a lot of material that he catalogued systematically with the hope
of publishing them in volume form. 'Lama Ha Yovun Vishva Koshaya'
(Children's & Youth Encyclopaedia) is the outcome.
working on numerous newspapers and journals, I realised the thirst
for knowledge. The readers kept asking so many questions. The information
I gathered in answering readers' queries helped me in compiling
the encyclopaedia,' Percy says.
Though the encyclopaedia is primarily meant for students, even
at my age, I found the first volume quite interesting. It deals
with words beginning with the first letter of the Sinhala alphabet
'a'. The topics cover a wide range, both foreign and local. The
inclusion of local subjects makes it more appealing since these
are not readily available for quick reference.
example, is covered extensively giving the reader valuable information.
Life sketches of personalities in numerous fields including those
in the arts are also included. How many of us can remember that
there were nine Sinhala kings with the name Agbo? Percy lists them
all with historical notes about each one.
with a lot of pictures, sketches and maps, there are several pages
printed on art paper with colour photographs too. The first volume

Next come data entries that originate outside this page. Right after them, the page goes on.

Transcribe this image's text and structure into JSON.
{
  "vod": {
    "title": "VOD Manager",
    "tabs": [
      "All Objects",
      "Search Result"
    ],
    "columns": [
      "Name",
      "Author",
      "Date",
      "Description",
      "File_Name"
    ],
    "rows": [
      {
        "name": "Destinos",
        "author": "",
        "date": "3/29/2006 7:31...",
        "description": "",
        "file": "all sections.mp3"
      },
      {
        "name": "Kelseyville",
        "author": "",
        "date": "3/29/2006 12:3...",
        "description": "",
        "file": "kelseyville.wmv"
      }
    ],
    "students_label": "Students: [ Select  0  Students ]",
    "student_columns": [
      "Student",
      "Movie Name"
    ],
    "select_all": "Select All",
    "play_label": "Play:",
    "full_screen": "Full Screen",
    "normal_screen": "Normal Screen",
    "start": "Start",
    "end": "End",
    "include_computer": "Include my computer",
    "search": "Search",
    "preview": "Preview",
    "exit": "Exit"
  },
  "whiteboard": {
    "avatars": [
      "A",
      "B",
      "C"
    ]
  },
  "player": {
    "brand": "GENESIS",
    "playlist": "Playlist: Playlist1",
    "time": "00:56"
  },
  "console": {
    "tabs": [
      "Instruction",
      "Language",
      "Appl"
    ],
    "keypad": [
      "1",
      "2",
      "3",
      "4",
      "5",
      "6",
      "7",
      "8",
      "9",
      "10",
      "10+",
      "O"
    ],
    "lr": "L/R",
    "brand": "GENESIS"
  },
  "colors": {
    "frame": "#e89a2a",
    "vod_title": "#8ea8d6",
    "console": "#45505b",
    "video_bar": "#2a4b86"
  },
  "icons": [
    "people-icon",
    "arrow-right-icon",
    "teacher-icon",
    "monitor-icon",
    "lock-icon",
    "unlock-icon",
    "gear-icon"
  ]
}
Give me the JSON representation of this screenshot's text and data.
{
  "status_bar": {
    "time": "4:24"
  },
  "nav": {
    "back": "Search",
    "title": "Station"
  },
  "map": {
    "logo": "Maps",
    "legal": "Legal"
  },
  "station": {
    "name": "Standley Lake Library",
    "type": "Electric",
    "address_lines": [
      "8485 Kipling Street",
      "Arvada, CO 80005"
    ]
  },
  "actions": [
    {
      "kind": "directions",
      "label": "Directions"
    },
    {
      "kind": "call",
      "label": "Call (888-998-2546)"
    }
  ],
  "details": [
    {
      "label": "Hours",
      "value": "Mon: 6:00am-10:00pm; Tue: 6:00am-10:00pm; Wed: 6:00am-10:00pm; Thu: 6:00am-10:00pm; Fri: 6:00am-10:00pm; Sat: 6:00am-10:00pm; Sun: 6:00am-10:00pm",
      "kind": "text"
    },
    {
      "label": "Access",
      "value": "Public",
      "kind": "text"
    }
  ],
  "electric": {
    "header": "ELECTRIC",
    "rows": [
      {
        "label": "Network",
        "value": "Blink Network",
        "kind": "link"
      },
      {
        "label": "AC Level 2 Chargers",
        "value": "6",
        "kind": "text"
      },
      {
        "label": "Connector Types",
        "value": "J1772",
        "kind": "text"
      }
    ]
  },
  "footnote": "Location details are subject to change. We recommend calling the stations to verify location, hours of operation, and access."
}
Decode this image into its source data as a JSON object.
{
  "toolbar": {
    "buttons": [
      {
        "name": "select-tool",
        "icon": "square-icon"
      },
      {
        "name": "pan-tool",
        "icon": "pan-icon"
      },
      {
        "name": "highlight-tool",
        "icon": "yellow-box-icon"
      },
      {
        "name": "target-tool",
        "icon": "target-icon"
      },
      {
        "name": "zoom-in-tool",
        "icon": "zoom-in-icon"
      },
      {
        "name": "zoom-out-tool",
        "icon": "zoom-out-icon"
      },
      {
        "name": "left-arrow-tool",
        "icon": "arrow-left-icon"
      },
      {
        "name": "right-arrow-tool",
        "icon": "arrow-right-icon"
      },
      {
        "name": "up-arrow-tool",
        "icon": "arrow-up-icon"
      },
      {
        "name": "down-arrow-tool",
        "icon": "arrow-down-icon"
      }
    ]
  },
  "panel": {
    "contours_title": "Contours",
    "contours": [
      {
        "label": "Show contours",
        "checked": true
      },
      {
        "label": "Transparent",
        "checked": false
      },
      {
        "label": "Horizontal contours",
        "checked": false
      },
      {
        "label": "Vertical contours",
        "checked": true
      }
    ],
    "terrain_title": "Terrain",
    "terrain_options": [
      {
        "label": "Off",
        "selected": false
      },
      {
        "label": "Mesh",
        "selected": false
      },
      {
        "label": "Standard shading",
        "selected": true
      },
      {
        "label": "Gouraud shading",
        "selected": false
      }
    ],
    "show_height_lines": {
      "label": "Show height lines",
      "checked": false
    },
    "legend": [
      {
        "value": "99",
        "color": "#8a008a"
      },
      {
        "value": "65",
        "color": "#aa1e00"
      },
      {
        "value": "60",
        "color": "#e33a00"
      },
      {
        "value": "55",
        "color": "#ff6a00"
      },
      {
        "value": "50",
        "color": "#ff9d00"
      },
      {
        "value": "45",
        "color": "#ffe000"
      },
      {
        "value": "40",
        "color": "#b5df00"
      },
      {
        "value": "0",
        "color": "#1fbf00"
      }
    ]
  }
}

running into190 pages has a fine finish with easy to read clean
print. The use of English terms as an additional guide where appropriate
Percy has also started an 'Encyclopaedia Club' offering a number
of services to the members. In addition to a 35% discount on copies
of the Encyclopaedia, they will be offered additional information
on any subject they like. They will be guided on where to look for
further reference. The members will also be encouraged to exchange
information among themselves thereby encouraging them to improve
The handy invitation to 'A Preview of the recent work of Sybil
Keyt and Neville Weeraratne' carries a colourful drawing by Sybil
- a glimpse of what we can expect at the Barefoot Gallery from today
Australia, Sybil and Neville make it a point to return at regular
intervals and let us enjoy their creative pursuits.